Not Your Mother’s Baked Beans

April 3rd, 2010

I don’t know about you, but my Mother always made her baked beans by doctoring up the canned variety of baked beans with ketchup, onion and brown sugar. For years I have been making baked beans by first opening a can and adding a variety of things from sausage to green peppers. I remember that years ago my Aunt Ruth always brought baked beans to our Christmas Eve celebration and everyone thought they were so special because she started out with dried great northern beans. I don’t know what took me so long to actually make beans from scratch, so to speak, but I am so glad that I did and no canned beans will ever grace my pantry again. They take time, but it is waiting time, not active time, so if you plan ahead you will be rewarded with the best baked beans you have ever tasted.

The recipe that I chose to follow came from Ina Garten. I trust her instincts and liked her ingredients. Instead of great northern or other white beans, she used dried red kidney beans. She flavored them with pure maple syrup, brown sugar, ketchup, Chinese chili paste and fresh ginger. Thick cut bacon cubes were added for meatiness. As I write this at 5:00 AM on Saturday morning, I am thinking about going to the refrigerator and scooping out a serving and warming the beans for breakfast. They were that good. If you are serving ham for Easter on Sunday, this would be the perfect side dish. Happy Easter.

MAPLE BAKED BEANS (From The Barefoot Contessa at Home)

1 pound dry red kidney beans
1 large yellow onion, cut in eighths
1 bay leaf
6 whole black peppercorns
3/4 cup medium amber pure maple syrup
1/2 cup light brown sugar, lightly packed
1/2 cup ketchup
1 tablespoon Chinese chili paste
1 teaspoon kosher salt
5 ounces thick-cut bacon, cubed

Place the beans in a large bowl and cover with cold water by 1 inch and cover with plastic wrap. Refrigerate overningt. Drain and rinse the beans and then drain again.

Place the beans in a large pot with 2 quarts water, the onion, bay leaf, and peppercorns. Bring to a boil, then lower the heat and simmer for about 50 minutes, or until tender. A good test is to scoop up several beans in a spoon and blow on them; if the skins start to peel off, they’re done. Drain the beans, reserving the cooking liquid.

Preheat the oven to 225 degrees. In a small saucepan, whisk together the maple syrup, brown sugar, ketchup, chili paste, ginger, salt, and 1 1/2 cups of the cooking liquid, still reserving the remaining liquid. Bring to a simmer and cook over medium heat for 6 minutes.

Transfer the beans to a medium Dutch oven or a bean pot. Push half the bacon into the beans and place the rest on the top. Pour the maple syrup sauce over the beans. Place the lid on top and bake for 6 to 8 hours. Check occasionally; if the beans are too dry, add 1/2 cup more of the cooking liquid. You can remove the lid for the last 30 minutes to thicken the sauce. Discard the bay leaf. Serve hot.

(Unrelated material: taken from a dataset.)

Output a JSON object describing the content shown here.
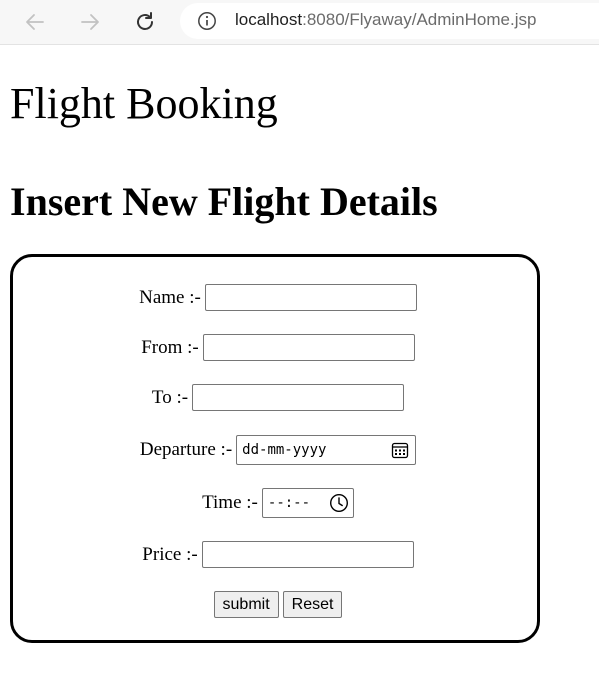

© Penny Klett, Lake Lure Cottage Kitchen. All rights reserved.